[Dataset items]

#####

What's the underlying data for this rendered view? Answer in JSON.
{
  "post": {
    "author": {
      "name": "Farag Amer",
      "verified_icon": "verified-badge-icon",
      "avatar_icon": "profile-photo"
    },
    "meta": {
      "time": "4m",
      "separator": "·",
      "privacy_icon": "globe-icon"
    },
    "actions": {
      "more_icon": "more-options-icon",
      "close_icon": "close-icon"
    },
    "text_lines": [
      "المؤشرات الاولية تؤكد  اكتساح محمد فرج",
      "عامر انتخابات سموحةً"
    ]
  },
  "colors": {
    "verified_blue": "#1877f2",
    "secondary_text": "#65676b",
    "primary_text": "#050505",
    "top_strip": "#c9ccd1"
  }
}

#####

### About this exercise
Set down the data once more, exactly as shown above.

### Answer to this task
What's the underlying data for this rendered view? Answer in JSON.
{
  "post": {
    "author": {
      "name": "Farag Amer",
      "verified_icon": "verified-badge-icon",
      "avatar_icon": "profile-photo"
    },
    "meta": {
      "time": "4m",
      "separator": "·",
      "privacy_icon": "globe-icon"
    },
    "actions": {
      "more_icon": "more-options-icon",
      "close_icon": "close-icon"
    },
    "text_lines": [
      "المؤشرات الاولية تؤكد  اكتساح محمد فرج",
      "عامر انتخابات سموحةً"
    ]
  },
  "colors": {
    "verified_blue": "#1877f2",
    "secondary_text": "#65676b",
    "primary_text": "#050505",
    "top_strip": "#c9ccd1"
  }
}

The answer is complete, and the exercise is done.